The FAA’s current policy is that an abnormal tilt-table test, done for any reason, will result in a minimum 4-year grounding. For that reason, the ALPA Aeromedical Office discourages pilots from undergoing tilt-table testing unless a definite clinical indication requires that test.
Many causes of loss of consciousness can be defined with a careful evaluation of the history surrounding the events and eyewitness accounts of the episode.
The diagnosis of hypertrophic cardiomyopathy, also described as idiopathic hypertrophic subaortic stenosis (IHSS), or asymmetric septal hypertrophy (ASH), may result in increased risk for sudden death, particularly with exercise. The FAA has adopted a stringent policy disqualifying pilots with a diagnosis of hypertrophic cardiomyopathy for all classes of certification. Special Issuance Authorizations are not granted for this condition.
Cardiovascular conditions are the most common diagnoses that generate pilot inquiries to the ALPA Aeromedical Office. A broad variety of these conditions can be treated, with the expectation that the pilot will return to, or maintain, good health. FAA policy allows certification and Special Issuance Authorization for a broad variety of cardiovascular conditions and treatments.
Recent policy changes have liberalized the follow-up requirements for many of these conditions. Certification following diagnosis and treatment depends on submission of complete records, as well as periodic cardiovascular reevaluation. Only a relatively small number of cardiac conditions afflicting a minority of pilots are permanently disqualifying for medical certification.
Pilots are encouraged to get regular evaluations and appropriate treatment for any cardiac condition. This being said, pilots may want to discuss the implications of ultrafast CT scans and tilt-table testing with the ALPA Aeromedical Office before undergoing these tests.

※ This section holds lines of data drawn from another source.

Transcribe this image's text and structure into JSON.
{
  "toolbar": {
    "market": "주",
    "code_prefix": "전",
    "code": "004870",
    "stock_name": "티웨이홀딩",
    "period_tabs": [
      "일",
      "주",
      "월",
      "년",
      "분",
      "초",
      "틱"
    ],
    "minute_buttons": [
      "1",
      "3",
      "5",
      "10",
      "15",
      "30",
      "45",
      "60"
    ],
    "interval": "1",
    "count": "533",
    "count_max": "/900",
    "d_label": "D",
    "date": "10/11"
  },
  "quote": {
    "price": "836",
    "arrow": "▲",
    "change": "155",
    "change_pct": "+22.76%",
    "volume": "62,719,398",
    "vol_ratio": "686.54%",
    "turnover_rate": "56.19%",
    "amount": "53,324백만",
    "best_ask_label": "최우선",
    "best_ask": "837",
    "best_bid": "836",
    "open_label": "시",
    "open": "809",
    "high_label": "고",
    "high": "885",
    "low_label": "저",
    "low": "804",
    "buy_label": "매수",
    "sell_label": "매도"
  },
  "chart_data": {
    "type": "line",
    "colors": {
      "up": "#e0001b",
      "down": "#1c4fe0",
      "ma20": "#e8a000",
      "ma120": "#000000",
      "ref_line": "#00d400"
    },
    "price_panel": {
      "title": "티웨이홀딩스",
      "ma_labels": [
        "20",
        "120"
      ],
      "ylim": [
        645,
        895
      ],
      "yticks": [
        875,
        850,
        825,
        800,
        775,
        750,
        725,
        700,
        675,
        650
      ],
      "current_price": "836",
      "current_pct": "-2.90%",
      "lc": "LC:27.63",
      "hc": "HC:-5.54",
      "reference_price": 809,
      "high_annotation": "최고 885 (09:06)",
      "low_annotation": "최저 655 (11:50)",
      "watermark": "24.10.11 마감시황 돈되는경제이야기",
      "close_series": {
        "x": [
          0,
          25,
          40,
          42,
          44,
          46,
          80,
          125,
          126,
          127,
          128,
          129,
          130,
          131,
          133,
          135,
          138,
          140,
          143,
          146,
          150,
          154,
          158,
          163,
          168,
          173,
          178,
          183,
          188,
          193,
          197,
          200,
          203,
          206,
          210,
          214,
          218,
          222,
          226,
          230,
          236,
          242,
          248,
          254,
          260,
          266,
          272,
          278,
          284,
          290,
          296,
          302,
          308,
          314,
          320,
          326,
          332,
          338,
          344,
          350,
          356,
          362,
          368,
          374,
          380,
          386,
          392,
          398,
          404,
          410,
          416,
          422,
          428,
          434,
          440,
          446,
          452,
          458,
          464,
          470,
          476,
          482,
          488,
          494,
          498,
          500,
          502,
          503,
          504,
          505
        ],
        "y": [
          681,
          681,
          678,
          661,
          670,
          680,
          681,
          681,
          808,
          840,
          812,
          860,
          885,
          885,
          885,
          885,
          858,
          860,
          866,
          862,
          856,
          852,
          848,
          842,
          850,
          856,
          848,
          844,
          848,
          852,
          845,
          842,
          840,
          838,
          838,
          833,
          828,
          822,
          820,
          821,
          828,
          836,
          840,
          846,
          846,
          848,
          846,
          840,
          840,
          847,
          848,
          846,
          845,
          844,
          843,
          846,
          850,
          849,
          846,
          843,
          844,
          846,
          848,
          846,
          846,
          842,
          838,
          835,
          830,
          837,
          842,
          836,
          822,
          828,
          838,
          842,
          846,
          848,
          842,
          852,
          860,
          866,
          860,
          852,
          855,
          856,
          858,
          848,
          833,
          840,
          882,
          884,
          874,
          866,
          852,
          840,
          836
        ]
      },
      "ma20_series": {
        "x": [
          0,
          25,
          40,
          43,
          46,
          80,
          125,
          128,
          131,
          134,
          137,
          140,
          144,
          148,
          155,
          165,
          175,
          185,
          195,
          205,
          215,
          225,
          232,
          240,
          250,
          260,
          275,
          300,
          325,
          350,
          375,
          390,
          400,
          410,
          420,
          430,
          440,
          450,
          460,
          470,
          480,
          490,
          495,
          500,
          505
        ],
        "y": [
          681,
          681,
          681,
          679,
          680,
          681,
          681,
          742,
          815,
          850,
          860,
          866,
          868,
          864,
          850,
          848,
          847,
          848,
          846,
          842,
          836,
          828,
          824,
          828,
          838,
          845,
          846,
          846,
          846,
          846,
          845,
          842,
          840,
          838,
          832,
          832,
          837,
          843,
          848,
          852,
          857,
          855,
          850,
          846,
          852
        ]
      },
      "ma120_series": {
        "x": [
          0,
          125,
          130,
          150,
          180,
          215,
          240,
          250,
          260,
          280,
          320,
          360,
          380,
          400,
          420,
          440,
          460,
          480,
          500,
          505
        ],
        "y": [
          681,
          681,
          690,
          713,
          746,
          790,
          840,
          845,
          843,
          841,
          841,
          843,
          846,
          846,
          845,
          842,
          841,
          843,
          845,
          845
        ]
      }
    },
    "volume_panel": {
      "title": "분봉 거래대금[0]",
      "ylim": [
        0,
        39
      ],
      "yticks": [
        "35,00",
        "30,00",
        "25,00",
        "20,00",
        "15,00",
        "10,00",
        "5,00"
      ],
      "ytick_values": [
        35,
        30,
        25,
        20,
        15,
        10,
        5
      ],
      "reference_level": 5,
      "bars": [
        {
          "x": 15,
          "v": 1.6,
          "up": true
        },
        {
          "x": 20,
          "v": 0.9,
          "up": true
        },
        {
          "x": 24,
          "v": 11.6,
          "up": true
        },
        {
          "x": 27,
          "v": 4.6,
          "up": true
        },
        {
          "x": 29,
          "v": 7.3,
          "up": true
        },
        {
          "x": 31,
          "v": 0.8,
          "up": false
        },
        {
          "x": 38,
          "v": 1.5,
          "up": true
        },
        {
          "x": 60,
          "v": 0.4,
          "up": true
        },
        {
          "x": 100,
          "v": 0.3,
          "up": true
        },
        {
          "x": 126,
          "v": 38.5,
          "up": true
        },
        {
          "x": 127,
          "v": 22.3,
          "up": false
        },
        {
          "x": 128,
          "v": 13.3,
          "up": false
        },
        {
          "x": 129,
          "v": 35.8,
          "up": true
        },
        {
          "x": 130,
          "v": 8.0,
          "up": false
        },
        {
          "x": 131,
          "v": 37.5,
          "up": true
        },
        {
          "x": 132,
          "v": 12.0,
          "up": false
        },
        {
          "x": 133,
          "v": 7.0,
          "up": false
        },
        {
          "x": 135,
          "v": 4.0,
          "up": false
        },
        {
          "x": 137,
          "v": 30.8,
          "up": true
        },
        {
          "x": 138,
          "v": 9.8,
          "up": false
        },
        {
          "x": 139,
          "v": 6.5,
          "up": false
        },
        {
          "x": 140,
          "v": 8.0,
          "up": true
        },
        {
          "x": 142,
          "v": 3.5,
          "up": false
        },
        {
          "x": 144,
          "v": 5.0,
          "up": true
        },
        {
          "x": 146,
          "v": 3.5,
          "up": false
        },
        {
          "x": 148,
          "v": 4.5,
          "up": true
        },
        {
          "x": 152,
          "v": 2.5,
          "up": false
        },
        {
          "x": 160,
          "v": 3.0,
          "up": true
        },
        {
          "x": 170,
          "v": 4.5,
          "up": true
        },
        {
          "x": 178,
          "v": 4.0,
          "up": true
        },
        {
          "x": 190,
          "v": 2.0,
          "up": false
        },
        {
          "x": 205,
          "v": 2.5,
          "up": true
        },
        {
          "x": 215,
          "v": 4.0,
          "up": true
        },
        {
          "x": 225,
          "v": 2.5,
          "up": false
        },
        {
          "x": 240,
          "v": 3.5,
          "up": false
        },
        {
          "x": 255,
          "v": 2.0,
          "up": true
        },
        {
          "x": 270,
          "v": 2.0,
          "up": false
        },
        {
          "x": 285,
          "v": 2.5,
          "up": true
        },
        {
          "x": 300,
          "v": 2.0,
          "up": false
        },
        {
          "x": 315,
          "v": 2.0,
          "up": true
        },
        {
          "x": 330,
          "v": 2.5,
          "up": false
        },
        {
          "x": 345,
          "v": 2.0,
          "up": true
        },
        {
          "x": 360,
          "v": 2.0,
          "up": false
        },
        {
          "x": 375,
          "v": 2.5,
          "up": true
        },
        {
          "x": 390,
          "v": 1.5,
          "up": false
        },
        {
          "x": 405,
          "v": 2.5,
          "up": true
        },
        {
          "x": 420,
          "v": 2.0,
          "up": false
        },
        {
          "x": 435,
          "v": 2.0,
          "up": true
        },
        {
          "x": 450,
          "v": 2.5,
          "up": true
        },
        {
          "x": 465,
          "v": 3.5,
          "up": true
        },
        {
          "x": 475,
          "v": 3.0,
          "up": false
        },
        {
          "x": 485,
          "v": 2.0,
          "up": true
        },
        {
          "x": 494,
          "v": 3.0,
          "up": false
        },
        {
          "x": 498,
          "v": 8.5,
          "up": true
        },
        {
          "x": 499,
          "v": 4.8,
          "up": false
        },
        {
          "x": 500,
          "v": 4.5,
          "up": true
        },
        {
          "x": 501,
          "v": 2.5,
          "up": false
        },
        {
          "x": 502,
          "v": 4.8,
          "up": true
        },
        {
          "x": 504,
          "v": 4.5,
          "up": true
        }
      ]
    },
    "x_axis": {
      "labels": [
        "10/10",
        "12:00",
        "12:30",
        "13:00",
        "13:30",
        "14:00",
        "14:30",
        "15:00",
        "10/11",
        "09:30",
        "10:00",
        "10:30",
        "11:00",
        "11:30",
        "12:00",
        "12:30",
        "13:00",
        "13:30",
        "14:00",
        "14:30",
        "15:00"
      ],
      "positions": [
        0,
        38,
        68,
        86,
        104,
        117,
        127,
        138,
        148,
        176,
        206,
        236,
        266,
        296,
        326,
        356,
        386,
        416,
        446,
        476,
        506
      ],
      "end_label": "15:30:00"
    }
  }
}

The ALPA Aeromedical Office has encouraged pilots to take an active interest in maintaining their health, decreasing their risk factors for cardiac disease, and fully discussing any concerns with both their physician and the ALPA Aeromedical Office staff.
Several articles on cardiac conditions and the implications of these conditions for FAA aeromedical certification may be found on the Virtual Flight Surgeons website located under the Table of Contents at www.aviationmedicine.com/contents.htm.
The staff members of the ALPA Aeromedical Office, which is located in Aurora, Colo., are also available for telephone consultation at 303-341-4435, on weekdays between 8:30 a.m. and 4 p.m. Mountain Standard Time.
(Copyright 2002 Virtual Flight Surgeons, Inc. Reprinted with permission.)